#### WHAT NEEDS TO BE DONE:
Each record should be set down again so that it matches the original exactly.

▬▬▬▬▬▬▬▬▬▬

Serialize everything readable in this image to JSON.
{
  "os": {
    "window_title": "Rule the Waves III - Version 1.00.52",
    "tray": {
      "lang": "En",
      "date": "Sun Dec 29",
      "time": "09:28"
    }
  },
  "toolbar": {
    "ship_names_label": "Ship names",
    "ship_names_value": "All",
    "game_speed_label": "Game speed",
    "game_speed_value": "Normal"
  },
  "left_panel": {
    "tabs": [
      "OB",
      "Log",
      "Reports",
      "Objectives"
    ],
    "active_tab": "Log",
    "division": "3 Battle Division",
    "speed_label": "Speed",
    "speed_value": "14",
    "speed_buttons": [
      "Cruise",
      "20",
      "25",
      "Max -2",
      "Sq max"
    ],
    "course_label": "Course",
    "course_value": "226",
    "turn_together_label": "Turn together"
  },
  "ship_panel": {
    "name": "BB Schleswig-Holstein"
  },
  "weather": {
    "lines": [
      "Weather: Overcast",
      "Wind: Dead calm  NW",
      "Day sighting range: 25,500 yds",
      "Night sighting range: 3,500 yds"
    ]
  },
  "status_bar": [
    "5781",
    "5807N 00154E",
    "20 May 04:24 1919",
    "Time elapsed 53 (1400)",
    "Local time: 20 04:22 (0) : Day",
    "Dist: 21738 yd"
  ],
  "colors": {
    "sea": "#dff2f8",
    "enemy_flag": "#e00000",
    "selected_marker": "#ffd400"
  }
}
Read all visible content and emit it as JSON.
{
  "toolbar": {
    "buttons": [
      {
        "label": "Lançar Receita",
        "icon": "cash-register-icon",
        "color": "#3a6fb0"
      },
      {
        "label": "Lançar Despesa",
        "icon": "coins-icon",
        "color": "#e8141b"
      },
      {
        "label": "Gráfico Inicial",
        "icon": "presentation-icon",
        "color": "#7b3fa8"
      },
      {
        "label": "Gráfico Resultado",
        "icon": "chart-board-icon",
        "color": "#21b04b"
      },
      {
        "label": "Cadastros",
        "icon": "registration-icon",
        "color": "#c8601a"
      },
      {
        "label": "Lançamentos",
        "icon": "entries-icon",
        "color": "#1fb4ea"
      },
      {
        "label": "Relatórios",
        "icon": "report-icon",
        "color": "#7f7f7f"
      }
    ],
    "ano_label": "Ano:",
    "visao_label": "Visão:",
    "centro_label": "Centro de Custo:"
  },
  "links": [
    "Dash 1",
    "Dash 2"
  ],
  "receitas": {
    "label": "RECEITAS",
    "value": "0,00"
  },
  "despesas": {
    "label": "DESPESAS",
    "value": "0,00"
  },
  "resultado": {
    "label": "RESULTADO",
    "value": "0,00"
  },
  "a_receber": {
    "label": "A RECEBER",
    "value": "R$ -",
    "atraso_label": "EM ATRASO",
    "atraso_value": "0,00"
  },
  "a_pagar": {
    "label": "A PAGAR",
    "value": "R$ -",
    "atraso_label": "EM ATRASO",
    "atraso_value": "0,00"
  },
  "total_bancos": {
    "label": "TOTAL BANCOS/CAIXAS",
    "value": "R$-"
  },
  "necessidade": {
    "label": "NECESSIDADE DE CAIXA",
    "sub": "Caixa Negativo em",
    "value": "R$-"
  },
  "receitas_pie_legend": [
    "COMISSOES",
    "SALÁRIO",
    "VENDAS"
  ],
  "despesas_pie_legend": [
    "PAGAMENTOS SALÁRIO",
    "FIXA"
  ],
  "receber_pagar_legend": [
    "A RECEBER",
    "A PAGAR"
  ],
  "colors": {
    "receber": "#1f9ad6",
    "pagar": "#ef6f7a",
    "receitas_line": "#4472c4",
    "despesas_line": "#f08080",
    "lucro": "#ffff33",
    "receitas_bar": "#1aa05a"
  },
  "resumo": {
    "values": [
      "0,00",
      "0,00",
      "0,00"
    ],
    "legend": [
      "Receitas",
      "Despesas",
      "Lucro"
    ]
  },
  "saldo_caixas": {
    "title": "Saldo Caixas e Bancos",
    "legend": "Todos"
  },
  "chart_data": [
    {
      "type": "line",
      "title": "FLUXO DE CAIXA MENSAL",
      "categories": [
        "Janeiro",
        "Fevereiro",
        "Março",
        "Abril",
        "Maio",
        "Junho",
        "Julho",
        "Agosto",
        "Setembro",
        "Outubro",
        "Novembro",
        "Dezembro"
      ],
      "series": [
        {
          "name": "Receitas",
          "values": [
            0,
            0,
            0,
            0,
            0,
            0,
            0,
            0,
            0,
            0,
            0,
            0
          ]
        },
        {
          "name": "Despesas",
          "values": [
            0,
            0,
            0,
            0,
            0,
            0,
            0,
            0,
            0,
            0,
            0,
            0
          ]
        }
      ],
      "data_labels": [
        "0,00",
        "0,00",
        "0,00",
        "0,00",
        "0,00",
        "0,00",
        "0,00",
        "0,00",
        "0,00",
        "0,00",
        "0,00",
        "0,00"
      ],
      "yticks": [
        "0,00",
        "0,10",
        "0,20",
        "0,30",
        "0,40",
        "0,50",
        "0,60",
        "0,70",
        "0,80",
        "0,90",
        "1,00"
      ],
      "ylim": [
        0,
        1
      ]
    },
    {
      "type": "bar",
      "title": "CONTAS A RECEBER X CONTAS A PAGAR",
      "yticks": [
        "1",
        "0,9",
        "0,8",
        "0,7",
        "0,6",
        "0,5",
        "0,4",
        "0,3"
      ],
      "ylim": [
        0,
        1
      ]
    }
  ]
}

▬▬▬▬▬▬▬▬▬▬

#### TASK OUTPUT:
Serialize everything readable in this image to JSON.
{
  "os": {
    "window_title": "Rule the Waves III - Version 1.00.52",
    "tray": {
      "lang": "En",
      "date": "Sun Dec 29",
      "time": "09:28"
    }
  },
  "toolbar": {
    "ship_names_label": "Ship names",
    "ship_names_value": "All",
    "game_speed_label": "Game speed",
    "game_speed_value": "Normal"
  },
  "left_panel": {
    "tabs": [
      "OB",
      "Log",
      "Reports",
      "Objectives"
    ],
    "active_tab": "Log",
    "division": "3 Battle Division",
    "speed_label": "Speed",
    "speed_value": "14",
    "speed_buttons": [
      "Cruise",
      "20",
      "25",
      "Max -2",
      "Sq max"
    ],
    "course_label": "Course",
    "course_value": "226",
    "turn_together_label": "Turn together"
  },
  "ship_panel": {
    "name": "BB Schleswig-Holstein"
  },
  "weather": {
    "lines": [
      "Weather: Overcast",
      "Wind: Dead calm  NW",
      "Day sighting range: 25,500 yds",
      "Night sighting range: 3,500 yds"
    ]
  },
  "status_bar": [
    "5781",
    "5807N 00154E",
    "20 May 04:24 1919",
    "Time elapsed 53 (1400)",
    "Local time: 20 04:22 (0) : Day",
    "Dist: 21738 yd"
  ],
  "colors": {
    "sea": "#dff2f8",
    "enemy_flag": "#e00000",
    "selected_marker": "#ffd400"
  }
}
Read all visible content and emit it as JSON.
{
  "toolbar": {
    "buttons": [
      {
        "label": "Lançar Receita",
        "icon": "cash-register-icon",
        "color": "#3a6fb0"
      },
      {
        "label": "Lançar Despesa",
        "icon": "coins-icon",
        "color": "#e8141b"
      },
      {
        "label": "Gráfico Inicial",
        "icon": "presentation-icon",
        "color": "#7b3fa8"
      },
      {
        "label": "Gráfico Resultado",
        "icon": "chart-board-icon",
        "color": "#21b04b"
      },
      {
        "label": "Cadastros",
        "icon": "registration-icon",
        "color": "#c8601a"
      },
      {
        "label": "Lançamentos",
        "icon": "entries-icon",
        "color": "#1fb4ea"
      },
      {
        "label": "Relatórios",
        "icon": "report-icon",
        "color": "#7f7f7f"
      }
    ],
    "ano_label": "Ano:",
    "visao_label": "Visão:",
    "centro_label": "Centro de Custo:"
  },
  "links": [
    "Dash 1",
    "Dash 2"
  ],
  "receitas": {
    "label": "RECEITAS",
    "value": "0,00"
  },
  "despesas": {
    "label": "DESPESAS",
    "value": "0,00"
  },
  "resultado": {
    "label": "RESULTADO",
    "value": "0,00"
  },
  "a_receber": {
    "label": "A RECEBER",
    "value": "R$ -",
    "atraso_label": "EM ATRASO",
    "atraso_value": "0,00"
  },
  "a_pagar": {
    "label": "A PAGAR",
    "value": "R$ -",
    "atraso_label": "EM ATRASO",
    "atraso_value": "0,00"
  },
  "total_bancos": {
    "label": "TOTAL BANCOS/CAIXAS",
    "value": "R$-"
  },
  "necessidade": {
    "label": "NECESSIDADE DE CAIXA",
    "sub": "Caixa Negativo em",
    "value": "R$-"
  },
  "receitas_pie_legend": [
    "COMISSOES",
    "SALÁRIO",
    "VENDAS"
  ],
  "despesas_pie_legend": [
    "PAGAMENTOS SALÁRIO",
    "FIXA"
  ],
  "receber_pagar_legend": [
    "A RECEBER",
    "A PAGAR"
  ],
  "colors": {
    "receber": "#1f9ad6",
    "pagar": "#ef6f7a",
    "receitas_line": "#4472c4",
    "despesas_line": "#f08080",
    "lucro": "#ffff33",
    "receitas_bar": "#1aa05a"
  },
  "resumo": {
    "values": [
      "0,00",
      "0,00",
      "0,00"
    ],
    "legend": [
      "Receitas",
      "Despesas",
      "Lucro"
    ]
  },
  "saldo_caixas": {
    "title": "Saldo Caixas e Bancos",
    "legend": "Todos"
  },
  "chart_data": [
    {
      "type": "line",
      "title": "FLUXO DE CAIXA MENSAL",
      "categories": [
        "Janeiro",
        "Fevereiro",
        "Março",
        "Abril",
        "Maio",
        "Junho",
        "Julho",
        "Agosto",
        "Setembro",
        "Outubro",
        "Novembro",
        "Dezembro"
      ],
      "series": [
        {
          "name": "Receitas",
          "values": [
            0,
            0,
            0,
            0,
            0,
            0,
            0,
            0,
            0,
            0,
            0,
            0
          ]
        },
        {
          "name": "Despesas",
          "values": [
            0,
            0,
            0,
            0,
            0,
            0,
            0,
            0,
            0,
            0,
            0,
            0
          ]
        }
      ],
      "data_labels": [
        "0,00",
        "0,00",
        "0,00",
        "0,00",
        "0,00",
        "0,00",
        "0,00",
        "0,00",
        "0,00",
        "0,00",
        "0,00",
        "0,00"
      ],
      "yticks": [
        "0,00",
        "0,10",
        "0,20",
        "0,30",
        "0,40",
        "0,50",
        "0,60",
        "0,70",
        "0,80",
        "0,90",
        "1,00"
      ],
      "ylim": [
        0,
        1
      ]
    },
    {
      "type": "bar",
      "title": "CONTAS A RECEBER X CONTAS A PAGAR",
      "yticks": [
        "1",
        "0,9",
        "0,8",
        "0,7",
        "0,6",
        "0,5",
        "0,4",
        "0,3"
      ],
      "ylim": [
        0,
        1
      ]
    }
  ]
}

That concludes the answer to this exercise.